[Start of section]
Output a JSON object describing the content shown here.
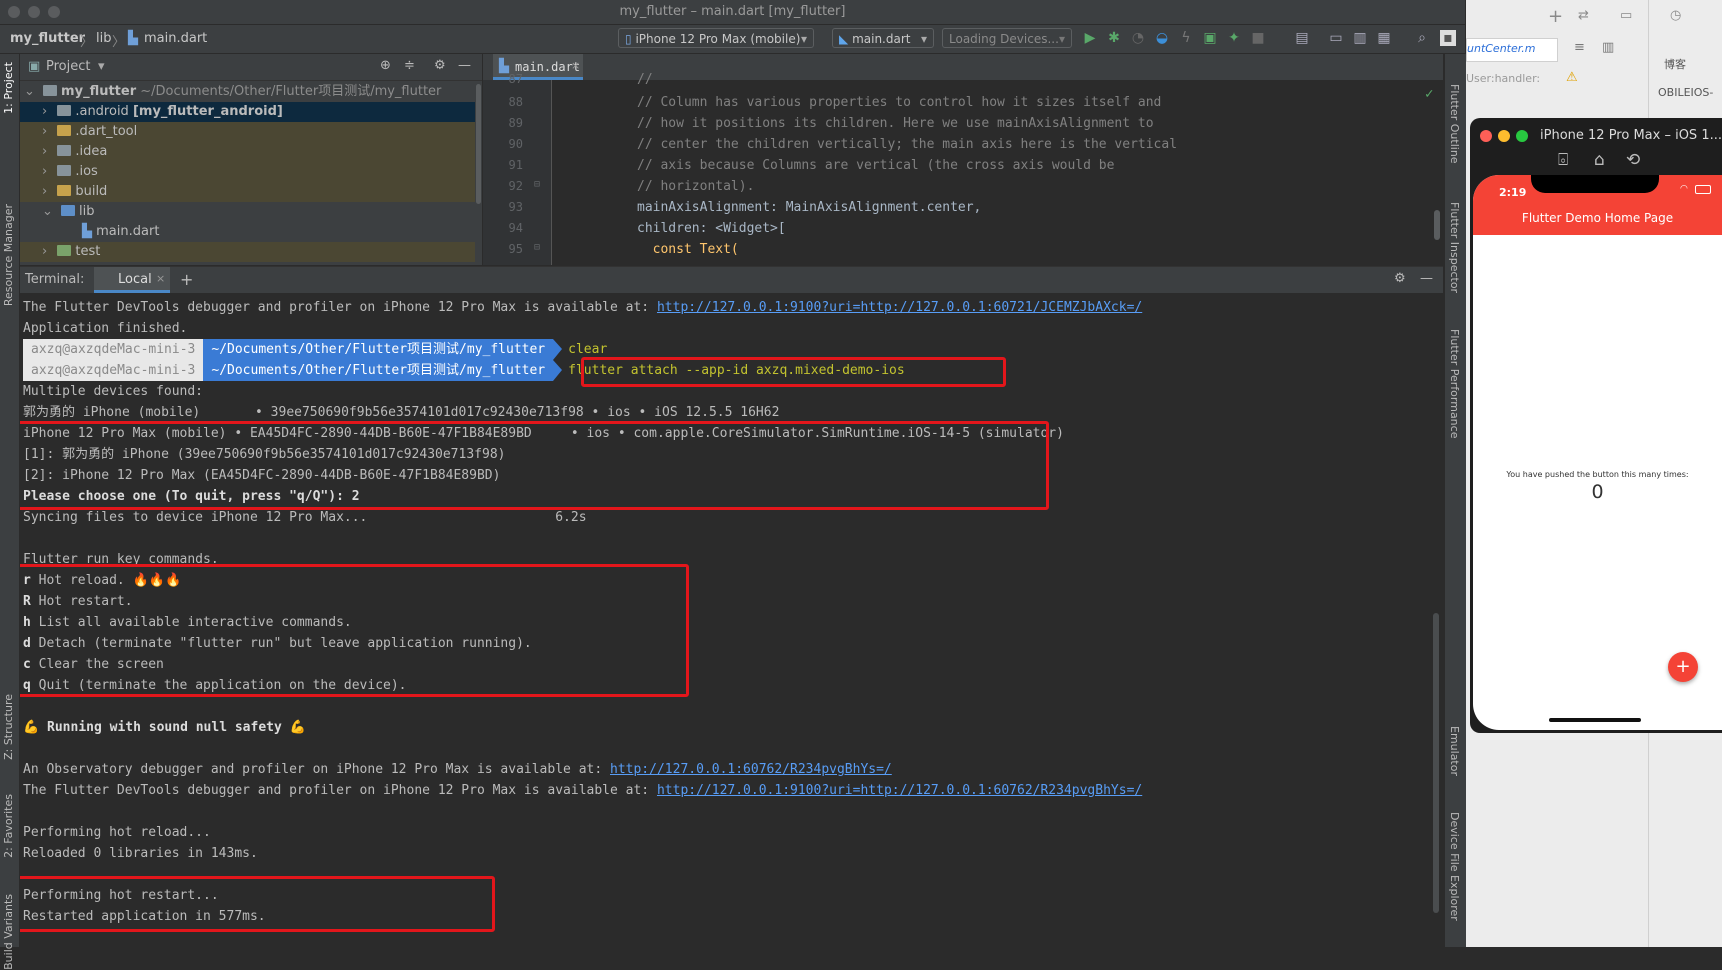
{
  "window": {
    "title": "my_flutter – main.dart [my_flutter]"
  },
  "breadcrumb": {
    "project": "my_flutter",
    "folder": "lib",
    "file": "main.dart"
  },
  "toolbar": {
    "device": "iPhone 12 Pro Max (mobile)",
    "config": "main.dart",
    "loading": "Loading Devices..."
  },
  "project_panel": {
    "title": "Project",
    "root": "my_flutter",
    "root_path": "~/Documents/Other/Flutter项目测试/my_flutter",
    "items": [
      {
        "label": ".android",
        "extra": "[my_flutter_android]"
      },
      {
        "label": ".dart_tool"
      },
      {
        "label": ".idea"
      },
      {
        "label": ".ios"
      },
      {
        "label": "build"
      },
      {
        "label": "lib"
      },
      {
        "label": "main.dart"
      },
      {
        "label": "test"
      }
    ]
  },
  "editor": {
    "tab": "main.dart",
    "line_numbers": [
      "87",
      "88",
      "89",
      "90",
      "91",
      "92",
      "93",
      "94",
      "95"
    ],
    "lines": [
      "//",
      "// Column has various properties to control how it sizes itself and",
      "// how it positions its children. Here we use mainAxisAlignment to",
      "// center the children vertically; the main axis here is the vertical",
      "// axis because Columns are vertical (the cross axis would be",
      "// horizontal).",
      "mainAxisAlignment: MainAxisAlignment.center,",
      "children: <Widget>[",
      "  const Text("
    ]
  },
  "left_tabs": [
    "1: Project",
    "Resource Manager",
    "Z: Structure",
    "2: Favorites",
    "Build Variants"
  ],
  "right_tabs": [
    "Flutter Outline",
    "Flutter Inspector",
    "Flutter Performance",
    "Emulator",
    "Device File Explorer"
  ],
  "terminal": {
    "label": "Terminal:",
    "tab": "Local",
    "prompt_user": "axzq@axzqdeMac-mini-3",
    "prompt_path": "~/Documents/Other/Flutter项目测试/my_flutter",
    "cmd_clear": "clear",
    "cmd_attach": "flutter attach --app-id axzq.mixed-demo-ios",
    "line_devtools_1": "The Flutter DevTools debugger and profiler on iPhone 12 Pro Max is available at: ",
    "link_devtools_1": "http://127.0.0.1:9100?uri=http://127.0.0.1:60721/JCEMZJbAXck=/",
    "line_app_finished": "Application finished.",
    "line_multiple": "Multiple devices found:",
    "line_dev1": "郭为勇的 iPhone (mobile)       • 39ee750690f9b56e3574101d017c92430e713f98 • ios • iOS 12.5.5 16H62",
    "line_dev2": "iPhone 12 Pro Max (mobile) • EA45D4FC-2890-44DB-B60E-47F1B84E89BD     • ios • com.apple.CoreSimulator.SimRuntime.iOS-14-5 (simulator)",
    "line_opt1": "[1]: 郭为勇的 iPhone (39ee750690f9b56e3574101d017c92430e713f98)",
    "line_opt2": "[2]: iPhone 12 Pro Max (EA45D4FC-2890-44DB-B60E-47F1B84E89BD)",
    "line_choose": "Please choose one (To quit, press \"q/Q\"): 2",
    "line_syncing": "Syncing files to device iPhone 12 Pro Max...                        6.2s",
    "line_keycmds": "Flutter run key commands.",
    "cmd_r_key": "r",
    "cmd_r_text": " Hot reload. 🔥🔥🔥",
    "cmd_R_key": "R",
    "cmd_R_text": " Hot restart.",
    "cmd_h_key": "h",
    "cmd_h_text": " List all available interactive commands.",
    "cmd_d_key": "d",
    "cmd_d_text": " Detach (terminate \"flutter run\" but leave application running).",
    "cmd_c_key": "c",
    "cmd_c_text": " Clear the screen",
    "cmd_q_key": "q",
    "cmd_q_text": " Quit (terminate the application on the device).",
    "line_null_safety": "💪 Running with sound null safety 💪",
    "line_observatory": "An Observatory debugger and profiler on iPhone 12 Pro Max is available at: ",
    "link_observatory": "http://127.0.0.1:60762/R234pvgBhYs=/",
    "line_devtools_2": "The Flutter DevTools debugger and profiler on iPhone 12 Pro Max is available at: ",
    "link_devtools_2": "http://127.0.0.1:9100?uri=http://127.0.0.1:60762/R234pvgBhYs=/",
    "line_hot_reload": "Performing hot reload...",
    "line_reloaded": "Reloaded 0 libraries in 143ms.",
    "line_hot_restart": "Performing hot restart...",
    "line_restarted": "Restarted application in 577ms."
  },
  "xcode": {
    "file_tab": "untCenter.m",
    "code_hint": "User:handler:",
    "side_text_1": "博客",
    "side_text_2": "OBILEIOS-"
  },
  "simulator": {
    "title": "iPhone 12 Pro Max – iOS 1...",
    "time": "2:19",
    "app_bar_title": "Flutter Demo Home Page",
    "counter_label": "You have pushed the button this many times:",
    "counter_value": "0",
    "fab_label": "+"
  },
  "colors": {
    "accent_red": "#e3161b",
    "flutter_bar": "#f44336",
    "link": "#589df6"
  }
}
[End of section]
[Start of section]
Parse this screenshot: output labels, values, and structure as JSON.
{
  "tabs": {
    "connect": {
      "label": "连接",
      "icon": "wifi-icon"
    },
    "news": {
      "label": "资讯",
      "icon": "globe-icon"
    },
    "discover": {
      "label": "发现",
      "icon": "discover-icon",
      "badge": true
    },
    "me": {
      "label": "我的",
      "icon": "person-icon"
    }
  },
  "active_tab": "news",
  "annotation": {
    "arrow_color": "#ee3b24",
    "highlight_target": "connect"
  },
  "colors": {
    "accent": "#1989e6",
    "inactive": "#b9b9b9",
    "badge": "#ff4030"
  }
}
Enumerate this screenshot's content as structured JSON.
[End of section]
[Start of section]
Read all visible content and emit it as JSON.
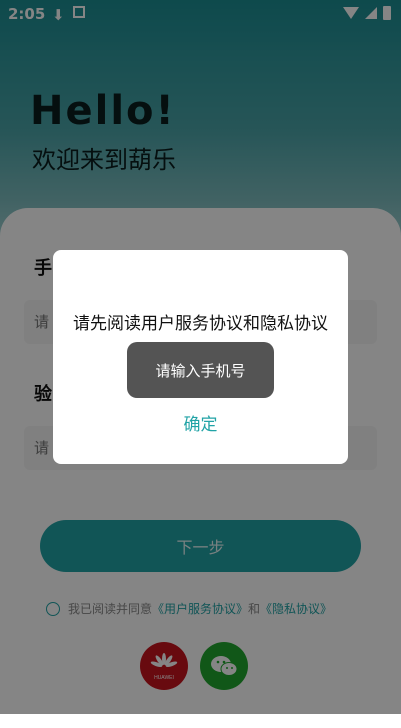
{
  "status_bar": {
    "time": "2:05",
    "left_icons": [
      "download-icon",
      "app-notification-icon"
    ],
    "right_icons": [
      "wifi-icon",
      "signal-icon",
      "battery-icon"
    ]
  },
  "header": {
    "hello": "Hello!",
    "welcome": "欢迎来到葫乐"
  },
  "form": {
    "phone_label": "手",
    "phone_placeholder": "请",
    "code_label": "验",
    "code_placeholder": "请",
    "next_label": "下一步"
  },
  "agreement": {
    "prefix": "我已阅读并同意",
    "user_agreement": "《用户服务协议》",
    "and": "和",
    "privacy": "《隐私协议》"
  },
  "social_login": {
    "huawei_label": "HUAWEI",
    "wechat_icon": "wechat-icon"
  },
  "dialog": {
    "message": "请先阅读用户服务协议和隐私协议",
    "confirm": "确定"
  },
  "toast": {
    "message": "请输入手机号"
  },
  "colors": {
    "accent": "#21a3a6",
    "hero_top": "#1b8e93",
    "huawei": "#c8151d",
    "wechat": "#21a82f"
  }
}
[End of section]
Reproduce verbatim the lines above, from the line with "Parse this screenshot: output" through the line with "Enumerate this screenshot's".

Parse this screenshot: output labels, values, and structure as JSON.
{
  "tabs": {
    "connect": {
      "label": "连接",
      "icon": "wifi-icon"
    },
    "news": {
      "label": "资讯",
      "icon": "globe-icon"
    },
    "discover": {
      "label": "发现",
      "icon": "discover-icon",
      "badge": true
    },
    "me": {
      "label": "我的",
      "icon": "person-icon"
    }
  },
  "active_tab": "news",
  "annotation": {
    "arrow_color": "#ee3b24",
    "highlight_target": "connect"
  },
  "colors": {
    "accent": "#1989e6",
    "inactive": "#b9b9b9",
    "badge": "#ff4030"
  }
}
Enumerate this screenshot's content as structured JSON.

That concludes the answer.